Website and app data records:

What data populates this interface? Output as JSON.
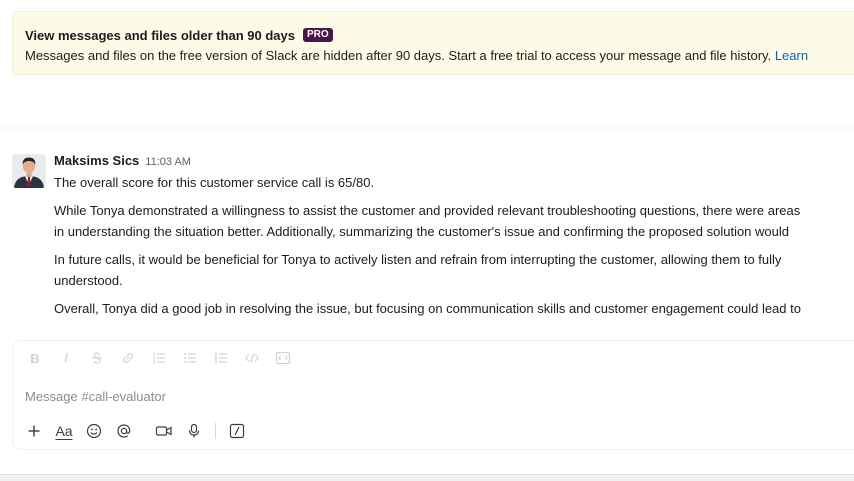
{
  "banner": {
    "title": "View messages and files older than 90 days",
    "badge": "PRO",
    "body": "Messages and files on the free version of Slack are hidden after 90 days. Start a free trial to access your message and file history. ",
    "link": "Learn"
  },
  "message": {
    "sender": "Maksims Sics",
    "timestamp": "11:03 AM",
    "lines": [
      "The overall score for this customer service call is 65/80.",
      "While Tonya demonstrated a willingness to assist the customer and provided relevant troubleshooting questions, there were areas",
      "in understanding the situation better. Additionally, summarizing the customer's issue and confirming the proposed solution would",
      "In future calls, it would be beneficial for Tonya to actively listen and refrain from interrupting the customer, allowing them to fully",
      "understood.",
      "Overall, Tonya did a good job in resolving the issue, but focusing on communication skills and customer engagement could lead to"
    ]
  },
  "composer": {
    "placeholder": "Message #call-evaluator",
    "format_labels": {
      "bold": "B",
      "italic": "I"
    },
    "aa_label": "Aa"
  }
}
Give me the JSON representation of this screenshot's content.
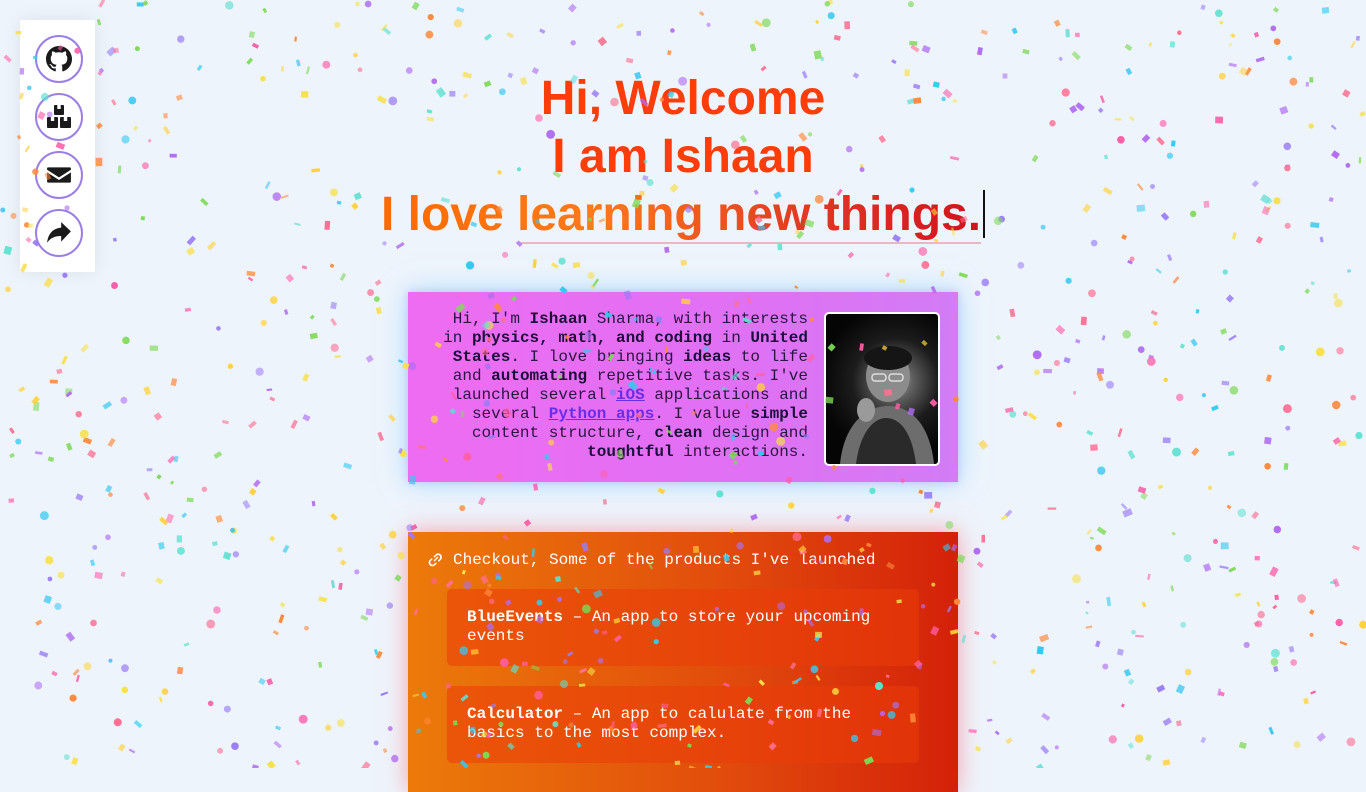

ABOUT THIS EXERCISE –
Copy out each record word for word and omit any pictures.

RESULT FOR THIS EXERCISE –
What data populates this interface? Output as JSON.
{
  "banner": {
    "title": "View messages and files older than 90 days",
    "badge": "PRO",
    "body": "Messages and files on the free version of Slack are hidden after 90 days. Start a free trial to access your message and file history. ",
    "link": "Learn"
  },
  "message": {
    "sender": "Maksims Sics",
    "timestamp": "11:03 AM",
    "lines": [
      "The overall score for this customer service call is 65/80.",
      "While Tonya demonstrated a willingness to assist the customer and provided relevant troubleshooting questions, there were areas",
      "in understanding the situation better. Additionally, summarizing the customer's issue and confirming the proposed solution would",
      "In future calls, it would be beneficial for Tonya to actively listen and refrain from interrupting the customer, allowing them to fully",
      "understood.",
      "Overall, Tonya did a good job in resolving the issue, but focusing on communication skills and customer engagement could lead to"
    ]
  },
  "composer": {
    "placeholder": "Message #call-evaluator",
    "format_labels": {
      "bold": "B",
      "italic": "I"
    },
    "aa_label": "Aa"
  }
}
Give me the JSON representation of this screenshot's content.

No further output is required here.